Do you have a toddler or preschooler who is having difficulty meeting developmental milestones like other young children? Does your elementary student struggle to learn how to read or meet other academic standards? Do you have a middle school student who is having some issues with behavior or getting along socially? Is your high school student prepared to transition to life after high school? Does your child have a health or physical condition that is affecting his/her educational performance? If your child is experiencing any of these, or other related situations, your child may have an educational disability and may be entitled to receive additional assistance from the educational system.
In Iowa, as in all other states in our nation, there is a process that families and schools can access, which will help determine whether or not your child has an educational disability, and if your child is entitled to receive additional assistance through special education services. This process is called Child Find. Child Find is a provision of the Individuals with Disabilities Education Act (IDEA), which “ensures that all children with disabilities have available to them a free appropriate public education that emphasizes special education and related services designed to meet their unique needs and prepare them for further education, employment, and independent living.”
The primary purpose of the Child Find process is to locate, identify and evaluate all children with disabilities and who are in need of special education and related services. To that end, Iowa’s Area Education Agencies (AEA) work in partnership with local school districts to seek out children who may have an educational disability. An educational disability is defined as a skills deficit, a health or physical condition, a functional limitation, or a pattern of behavior that adversely affects educational performance and may interfere with access to general education settings and opportunities, and involvement and progress in the general curriculum.

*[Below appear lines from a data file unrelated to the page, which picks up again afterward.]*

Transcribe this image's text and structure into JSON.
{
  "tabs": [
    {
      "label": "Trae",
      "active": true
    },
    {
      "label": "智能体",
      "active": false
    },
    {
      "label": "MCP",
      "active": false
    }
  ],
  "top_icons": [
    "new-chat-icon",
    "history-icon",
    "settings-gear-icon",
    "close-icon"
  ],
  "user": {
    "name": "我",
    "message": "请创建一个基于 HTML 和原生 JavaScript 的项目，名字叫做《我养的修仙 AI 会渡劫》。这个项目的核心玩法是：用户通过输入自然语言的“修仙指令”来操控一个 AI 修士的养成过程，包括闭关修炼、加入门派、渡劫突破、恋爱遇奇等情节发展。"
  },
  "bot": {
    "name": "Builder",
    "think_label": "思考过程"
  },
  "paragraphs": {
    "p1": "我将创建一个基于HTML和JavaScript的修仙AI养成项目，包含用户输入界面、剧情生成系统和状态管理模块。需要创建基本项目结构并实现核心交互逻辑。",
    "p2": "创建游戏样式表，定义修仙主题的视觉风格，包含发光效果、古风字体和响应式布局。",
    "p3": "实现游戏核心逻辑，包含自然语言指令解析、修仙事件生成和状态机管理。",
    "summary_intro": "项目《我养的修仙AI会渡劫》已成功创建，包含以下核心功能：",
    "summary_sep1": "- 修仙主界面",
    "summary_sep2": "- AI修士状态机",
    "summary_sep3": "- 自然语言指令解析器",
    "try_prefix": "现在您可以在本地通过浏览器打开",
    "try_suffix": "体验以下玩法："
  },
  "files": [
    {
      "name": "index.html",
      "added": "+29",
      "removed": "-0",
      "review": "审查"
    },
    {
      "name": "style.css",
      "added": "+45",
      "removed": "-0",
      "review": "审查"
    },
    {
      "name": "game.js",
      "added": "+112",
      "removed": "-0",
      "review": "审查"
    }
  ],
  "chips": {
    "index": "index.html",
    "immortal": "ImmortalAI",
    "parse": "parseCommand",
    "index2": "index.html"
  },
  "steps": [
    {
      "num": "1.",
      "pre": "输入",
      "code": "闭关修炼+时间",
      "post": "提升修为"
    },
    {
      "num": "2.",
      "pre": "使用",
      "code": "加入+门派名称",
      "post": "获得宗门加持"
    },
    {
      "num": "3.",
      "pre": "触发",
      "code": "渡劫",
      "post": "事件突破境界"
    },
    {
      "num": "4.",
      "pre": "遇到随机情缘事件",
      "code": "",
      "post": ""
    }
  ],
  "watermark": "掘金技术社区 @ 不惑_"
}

Whenever parents or school personnel suspect that a child may have a disability, the first step in the Child Find process is to consider all the information related to the concern. This is best done by parents, school and AEA personnel getting together to discuss the information and determine the next steps in the process. If the relevant information suggests that your child may have a disability, the district and AEA are obligated to evaluate your child and ask for your consent to conduct the evaluation. Good communication between families, schools and the AEA is critical in the Child Find process working well to benefit your child.
If you have questions about special education services, please call the closest AEA 267 office near you:
AEA 267 Clear Lake office –ph. 1-800-392-6640
AEA 267 Cedar Falls office—ph. 1-800-392-6640
AEA 267 Marshalltown—ph. 1-800-735-1539
Tom Salkeld is a Special Education Coordinator with Area Education Agency 267 and can be reached at 319-273-8254. Area Education Agency 267 serves over 66,000 students. In addition, over 5,000 educators rely on AEA 267 for services in special education, school technology, media and instructional/curriculum support. The agency’s service area reaches 18 counties and nearly 9,000 square miles.